Today Bayou Sara is long gone, but St. Francisville continues to attract new residents from near and far. Consistently ranked as one of Louisiana’s most popular tourist destinations, the little town of fewer than 2,000 residents has just as much to offer those who live there as those who simply visit. New restaurants and groceries, new library and bookstore, new boutique shops and galleries, new sports park offering not only recreational opportunities for all ages but a new focus on homegrown festivals as well, new hospital under construction, great hiking and historic attractions...no wonder its current logo boasts “We Love It Here.”

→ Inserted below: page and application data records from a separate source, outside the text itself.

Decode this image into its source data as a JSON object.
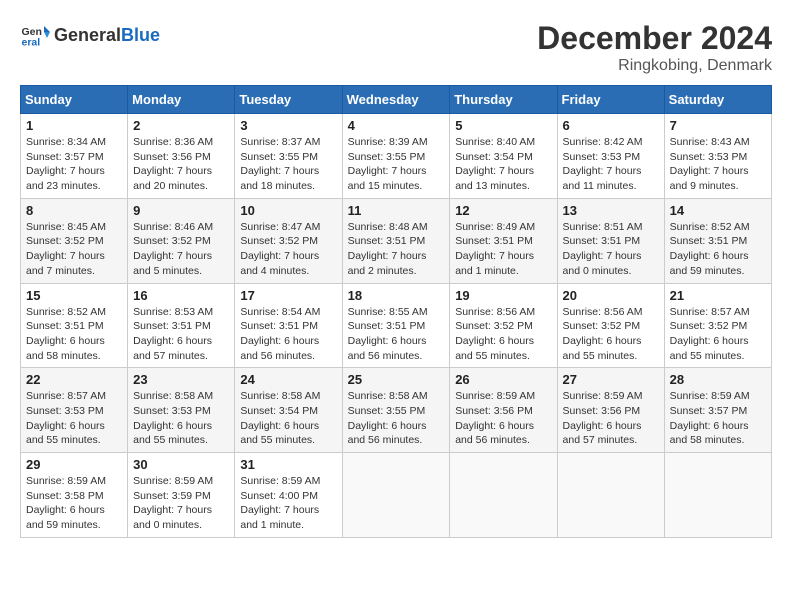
{
  "header": {
    "logo_general": "General",
    "logo_blue": "Blue",
    "month_title": "December 2024",
    "location": "Ringkobing, Denmark"
  },
  "days_of_week": [
    "Sunday",
    "Monday",
    "Tuesday",
    "Wednesday",
    "Thursday",
    "Friday",
    "Saturday"
  ],
  "weeks": [
    [
      {
        "day": 1,
        "sunrise": "8:34 AM",
        "sunset": "3:57 PM",
        "daylight": "7 hours and 23 minutes."
      },
      {
        "day": 2,
        "sunrise": "8:36 AM",
        "sunset": "3:56 PM",
        "daylight": "7 hours and 20 minutes."
      },
      {
        "day": 3,
        "sunrise": "8:37 AM",
        "sunset": "3:55 PM",
        "daylight": "7 hours and 18 minutes."
      },
      {
        "day": 4,
        "sunrise": "8:39 AM",
        "sunset": "3:55 PM",
        "daylight": "7 hours and 15 minutes."
      },
      {
        "day": 5,
        "sunrise": "8:40 AM",
        "sunset": "3:54 PM",
        "daylight": "7 hours and 13 minutes."
      },
      {
        "day": 6,
        "sunrise": "8:42 AM",
        "sunset": "3:53 PM",
        "daylight": "7 hours and 11 minutes."
      },
      {
        "day": 7,
        "sunrise": "8:43 AM",
        "sunset": "3:53 PM",
        "daylight": "7 hours and 9 minutes."
      }
    ],
    [
      {
        "day": 8,
        "sunrise": "8:45 AM",
        "sunset": "3:52 PM",
        "daylight": "7 hours and 7 minutes."
      },
      {
        "day": 9,
        "sunrise": "8:46 AM",
        "sunset": "3:52 PM",
        "daylight": "7 hours and 5 minutes."
      },
      {
        "day": 10,
        "sunrise": "8:47 AM",
        "sunset": "3:52 PM",
        "daylight": "7 hours and 4 minutes."
      },
      {
        "day": 11,
        "sunrise": "8:48 AM",
        "sunset": "3:51 PM",
        "daylight": "7 hours and 2 minutes."
      },
      {
        "day": 12,
        "sunrise": "8:49 AM",
        "sunset": "3:51 PM",
        "daylight": "7 hours and 1 minute."
      },
      {
        "day": 13,
        "sunrise": "8:51 AM",
        "sunset": "3:51 PM",
        "daylight": "7 hours and 0 minutes."
      },
      {
        "day": 14,
        "sunrise": "8:52 AM",
        "sunset": "3:51 PM",
        "daylight": "6 hours and 59 minutes."
      }
    ],
    [
      {
        "day": 15,
        "sunrise": "8:52 AM",
        "sunset": "3:51 PM",
        "daylight": "6 hours and 58 minutes."
      },
      {
        "day": 16,
        "sunrise": "8:53 AM",
        "sunset": "3:51 PM",
        "daylight": "6 hours and 57 minutes."
      },
      {
        "day": 17,
        "sunrise": "8:54 AM",
        "sunset": "3:51 PM",
        "daylight": "6 hours and 56 minutes."
      },
      {
        "day": 18,
        "sunrise": "8:55 AM",
        "sunset": "3:51 PM",
        "daylight": "6 hours and 56 minutes."
      },
      {
        "day": 19,
        "sunrise": "8:56 AM",
        "sunset": "3:52 PM",
        "daylight": "6 hours and 55 minutes."
      },
      {
        "day": 20,
        "sunrise": "8:56 AM",
        "sunset": "3:52 PM",
        "daylight": "6 hours and 55 minutes."
      },
      {
        "day": 21,
        "sunrise": "8:57 AM",
        "sunset": "3:52 PM",
        "daylight": "6 hours and 55 minutes."
      }
    ],
    [
      {
        "day": 22,
        "sunrise": "8:57 AM",
        "sunset": "3:53 PM",
        "daylight": "6 hours and 55 minutes."
      },
      {
        "day": 23,
        "sunrise": "8:58 AM",
        "sunset": "3:53 PM",
        "daylight": "6 hours and 55 minutes."
      },
      {
        "day": 24,
        "sunrise": "8:58 AM",
        "sunset": "3:54 PM",
        "daylight": "6 hours and 55 minutes."
      },
      {
        "day": 25,
        "sunrise": "8:58 AM",
        "sunset": "3:55 PM",
        "daylight": "6 hours and 56 minutes."
      },
      {
        "day": 26,
        "sunrise": "8:59 AM",
        "sunset": "3:56 PM",
        "daylight": "6 hours and 56 minutes."
      },
      {
        "day": 27,
        "sunrise": "8:59 AM",
        "sunset": "3:56 PM",
        "daylight": "6 hours and 57 minutes."
      },
      {
        "day": 28,
        "sunrise": "8:59 AM",
        "sunset": "3:57 PM",
        "daylight": "6 hours and 58 minutes."
      }
    ],
    [
      {
        "day": 29,
        "sunrise": "8:59 AM",
        "sunset": "3:58 PM",
        "daylight": "6 hours and 59 minutes."
      },
      {
        "day": 30,
        "sunrise": "8:59 AM",
        "sunset": "3:59 PM",
        "daylight": "7 hours and 0 minutes."
      },
      {
        "day": 31,
        "sunrise": "8:59 AM",
        "sunset": "4:00 PM",
        "daylight": "7 hours and 1 minute."
      },
      null,
      null,
      null,
      null
    ]
  ],
  "labels": {
    "sunrise_prefix": "Sunrise: ",
    "sunset_prefix": "Sunset: ",
    "daylight_prefix": "Daylight: "
  }
}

Located on US Highway 61 on the Mississippi River between Baton Rouge, LA, and Natchez, MS, the St. Francisville area is a year-round tourist destination. A number of splendidly restored plantation homes are open for tours: the Cottage Plantation, Myrtles Plantation, Greenwood Plantation, plus Catalpa Plantation by reservation; Afton Villa Gardens and Imahara’s Botanical Garden are open in season and are both spectacular. Particularly important to tourism in the area are its two significant state historic sites, Rosedown Plantation and Oakley Plantation in the Audubon state site, which offer periodic living-history demonstrations to allow visitors to experience 19th-century plantation life and customs (state budget constraints have unfortunately shuttered Oakley Monday and Tuesday).
The nearby Tunica Hills region offers unmatched recreational activities in its unspoiled wilderness areas—hiking, biking and especially bicycle racing due to the challenging terrain, birding, photography, hunting, and kayaking on Bayou Sara. There are unique art galleries plus specialty and antiques shops, many in restored historic structures, and some nice restaurants throughout the St. Francisville area serving everything from ethnic cuisine to seafood and classic Louisiana favorites. For overnight stays, the area offers some of the state’s most popular Bed & Breakfasts, including historic plantations, lakeside clubhouses and beautiful townhouses right in the middle of St. Francisville’s extensive National Register-listed historic district, and there are also modern motel accommodations for large bus groups.
There are several upcoming special events in St. Francisville during the month of June. The Walker Percy Weekend (June 3-5) attracts literary bon vivants to various downtown sites for a celebration of the late Louisiana novelist that features good food, craft beer and bourbon, live music, and discussions about books and southern culture under the live oaks. The following weekend, June 10-12, The Day The War Stopped is a Civil War re-enactment like no other, with evening graveside stories in historic Grace Church cemetery, vintage music and dancing, touching drama and a re-creation of the war-stopping burial of a Union gunboat commander complete with Yankee and Confederate Masons joining the Episcopal rector in the burial service.
For visitor information, call West Feliciana Tourist Commission and West Feliciana Historical Society at 225-6330 or 225-635-4224, or St. Francisville Main Street at 225-635-3873; online visit www.stfrancisvillefestivals.com, www.stfrancisville.net or www.stfrancisville.us (the events calendar gives dates and information on special activities).